South and West by Joan Didion
Genre: Essay, nonfiction
Rating: 5 out of 5 stars
Re-readability: I flagged so many passages going through the book the first time, I might as well read the entire thing again.
Reviewed by Indiana
Although you can thumb through this book in just a few hours, it’s worth taking it slow. South and West is a collection of notes that Joan Didion was trying to turn into a cohesive piece in 1970. The majority of the collection is full of snapshots from a spontaneous journey Didion took with her husband, John Gregory Dunne, through Mississippi, Louisiana, and Alabama. In the last section, Didion fleshes out memories and thoughts on her home state, California, while she’s supposedly on assignment to cover the Patty Hearst trial for Rolling Stone.

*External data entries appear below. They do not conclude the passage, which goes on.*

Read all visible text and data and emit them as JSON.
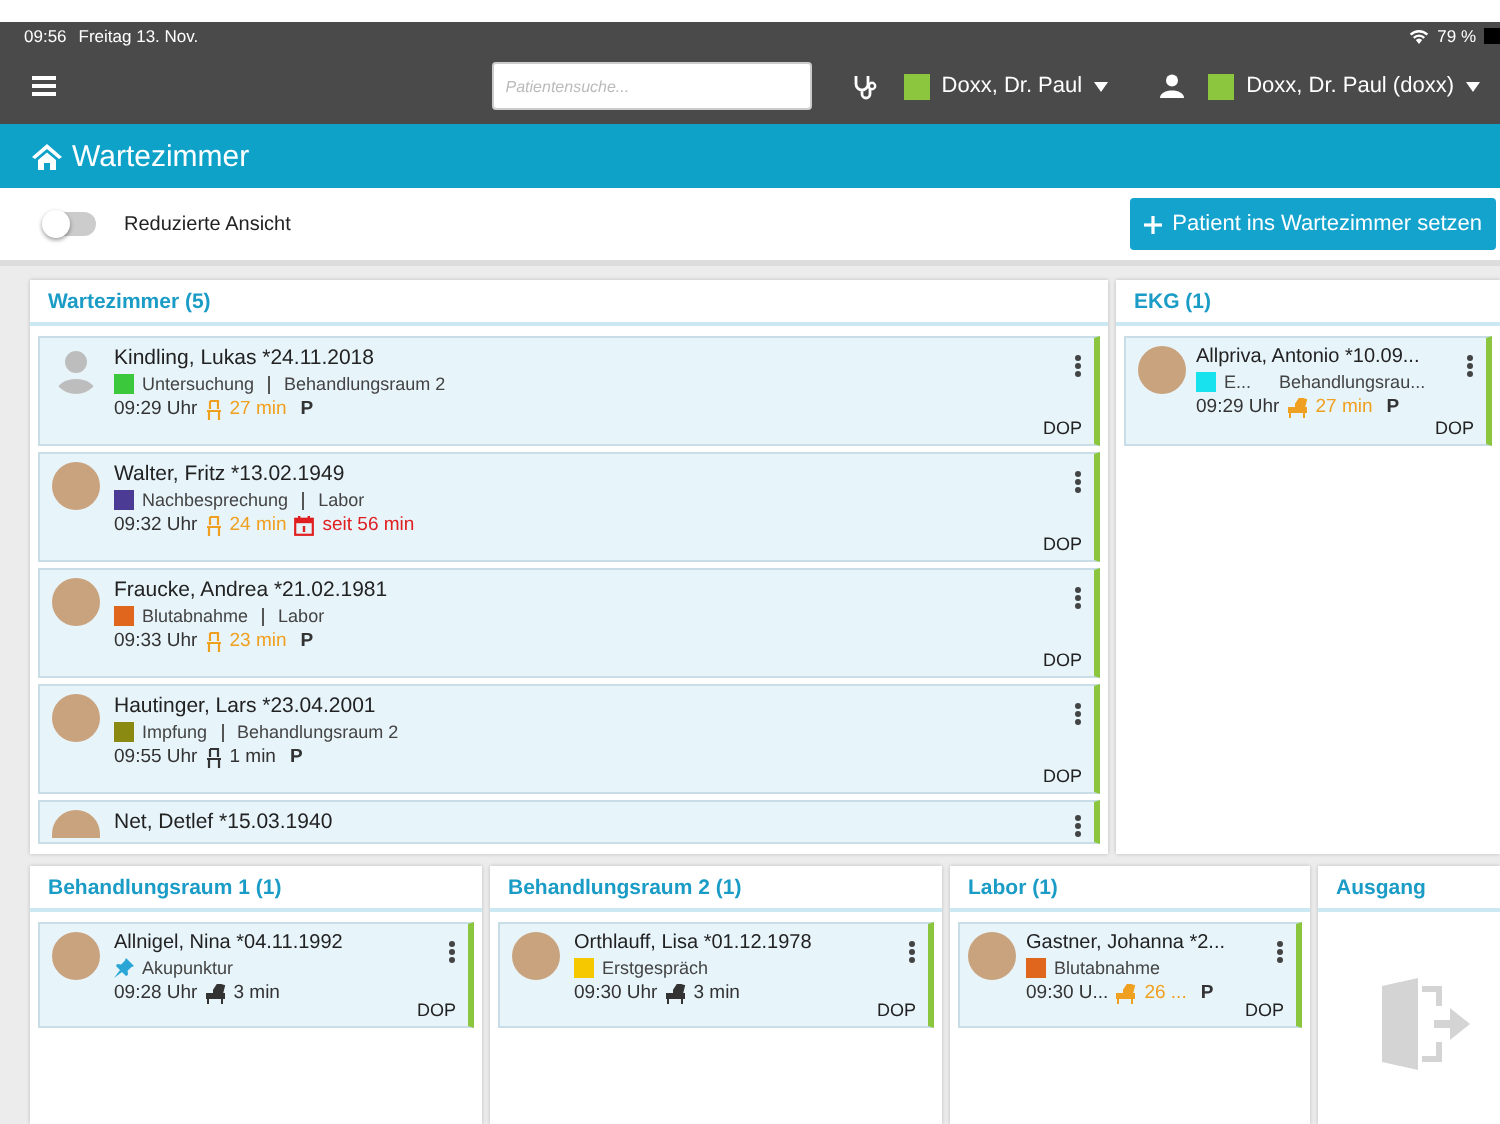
{
  "status_bar": {
    "time": "09:56",
    "date": "Freitag 13. Nov.",
    "battery": "79 %"
  },
  "nav": {
    "search": {
      "placeholder": "Patientensuche..."
    },
    "practitioner": {
      "color": "#8cc63f",
      "name": "Doxx, Dr. Paul"
    },
    "user": {
      "color": "#8cc63f",
      "name": "Doxx, Dr. Paul (doxx)"
    }
  },
  "page_title": "Wartezimmer",
  "toolbar": {
    "toggle": {
      "label": "Reduzierte Ansicht",
      "on": false
    },
    "add_button": "Patient ins Wartezimmer setzen"
  },
  "top_panels": [
    {
      "title": "Wartezimmer (5)",
      "kind": "wide",
      "cards": [
        {
          "name": "Kindling, Lukas *24.11.2018",
          "avatar": {
            "kind": "silhouette"
          },
          "marker": {
            "kind": "color",
            "color": "#3cc83c"
          },
          "category": "Untersuchung",
          "room": "Behandlungsraum 2",
          "time": "09:29 Uhr",
          "wait": {
            "kind": "chair",
            "text": "27 min",
            "alert": true
          },
          "flag": "P",
          "doctor": "DOP"
        },
        {
          "name": "Walter, Fritz *13.02.1949",
          "avatar": {
            "kind": "photo"
          },
          "marker": {
            "kind": "color",
            "color": "#4b3b94"
          },
          "category": "Nachbesprechung",
          "room": "Labor",
          "time": "09:32 Uhr",
          "wait": {
            "kind": "chair",
            "text": "24 min",
            "alert": true
          },
          "overdue": "seit 56 min",
          "doctor": "DOP"
        },
        {
          "name": "Fraucke, Andrea *21.02.1981",
          "avatar": {
            "kind": "photo"
          },
          "marker": {
            "kind": "color",
            "color": "#e0661e"
          },
          "category": "Blutabnahme",
          "room": "Labor",
          "time": "09:33 Uhr",
          "wait": {
            "kind": "chair",
            "text": "23 min",
            "alert": true
          },
          "flag": "P",
          "doctor": "DOP"
        },
        {
          "name": "Hautinger, Lars *23.04.2001",
          "avatar": {
            "kind": "photo"
          },
          "marker": {
            "kind": "color",
            "color": "#8a8a12"
          },
          "category": "Impfung",
          "room": "Behandlungsraum 2",
          "time": "09:55 Uhr",
          "wait": {
            "kind": "chair",
            "text": "1 min",
            "alert": false
          },
          "flag": "P",
          "doctor": "DOP"
        },
        {
          "name": "Net, Detlef *15.03.1940",
          "avatar": {
            "kind": "photo"
          }
        }
      ]
    },
    {
      "title": "EKG (1)",
      "kind": "narrow",
      "cards": [
        {
          "name": "Allpriva, Antonio *10.09...",
          "avatar": {
            "kind": "photo"
          },
          "marker": {
            "kind": "color",
            "color": "#18e2ee"
          },
          "category": "E...",
          "room": "Behandlungsrau...",
          "time": "09:29 Uhr",
          "wait": {
            "kind": "treatment",
            "text": "27 min",
            "alert": true
          },
          "flag": "P",
          "doctor": "DOP"
        }
      ]
    }
  ],
  "bottom_panels": [
    {
      "title": "Behandlungsraum 1 (1)",
      "kind": "room",
      "cards": [
        {
          "name": "Allnigel, Nina *04.11.1992",
          "avatar": {
            "kind": "photo"
          },
          "marker": {
            "kind": "pin"
          },
          "category": "Akupunktur",
          "time": "09:28 Uhr",
          "wait": {
            "kind": "treatment",
            "text": "3 min",
            "alert": false
          },
          "doctor": "DOP"
        }
      ]
    },
    {
      "title": "Behandlungsraum 2 (1)",
      "kind": "room",
      "cards": [
        {
          "name": "Orthlauff, Lisa *01.12.1978",
          "avatar": {
            "kind": "photo"
          },
          "marker": {
            "kind": "color",
            "color": "#f5c800"
          },
          "category": "Erstgespräch",
          "time": "09:30 Uhr",
          "wait": {
            "kind": "treatment",
            "text": "3 min",
            "alert": false
          },
          "doctor": "DOP"
        }
      ]
    },
    {
      "title": "Labor (1)",
      "kind": "room",
      "cards": [
        {
          "name": "Gastner, Johanna *2...",
          "avatar": {
            "kind": "photo"
          },
          "marker": {
            "kind": "color",
            "color": "#e0661e"
          },
          "category": "Blutabnahme",
          "time": "09:30 U...",
          "wait": {
            "kind": "treatment",
            "text": "26 ...",
            "alert": true
          },
          "flag": "P",
          "doctor": "DOP"
        }
      ]
    },
    {
      "title": "Ausgang",
      "kind": "exit"
    }
  ]
}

She doesn’t end up turning anything into Rolling Stone about the trial. Nor does she send her editor a book about the South.
Instead, she interviews people from far and wide: gas station attendants, lieutenant governors, broadcasters, mothers, and socialites. Their quotes, along with Didion’s insightful descriptions, offer a perspective on two parts of the country that have always felt “other.”
“It occurred to me almost constantly in the South that had I lived there I would have been and eccentric and full of anger, and I wondered what form the anger would have taken. Would I have taken up causes, or would I have simply knifed somebody?” Didion writes during her trip through the South.
As Didion wades through the heat and humidity of the South, you start to feel like you’re wading with her, like all the characters are sort of swimming along next to you. Didion also makes note of a few distinctions between the South and the North that I’d never even considered.
For instance, in the South, nature isn’t exactly welcoming. It usually means destruction in one form or anything: bugs, hurricanes, etc. But in the North, everyone brags about the beauty of the outdoors and how we all love to be outside.
In the South, the only places that really matter are in the South. Northerners are the opposite. Almost everyone likes to travel and takes pride in going to distant places. But Didion didn’t find that same sense of curiosity in the South.
Didion, as per usual, blew me away with this collection.
The fact that even she couldn’t fit it into a cohesive piece makes me question how cohesive the country really is. It seems like every month, we have more protests and more rioting than we’ve had in years. Even though Didion wrote these notes in the 70s, some of her descriptions ring true today and are replayed on the news on a daily basis.
Yet, the notes aren’t despairing. Nor are they claiming that it’s completely wrong for the South or the West to have their own distinct consciousness’. They offer food for thought that I’ll be chewing on for a long time to come.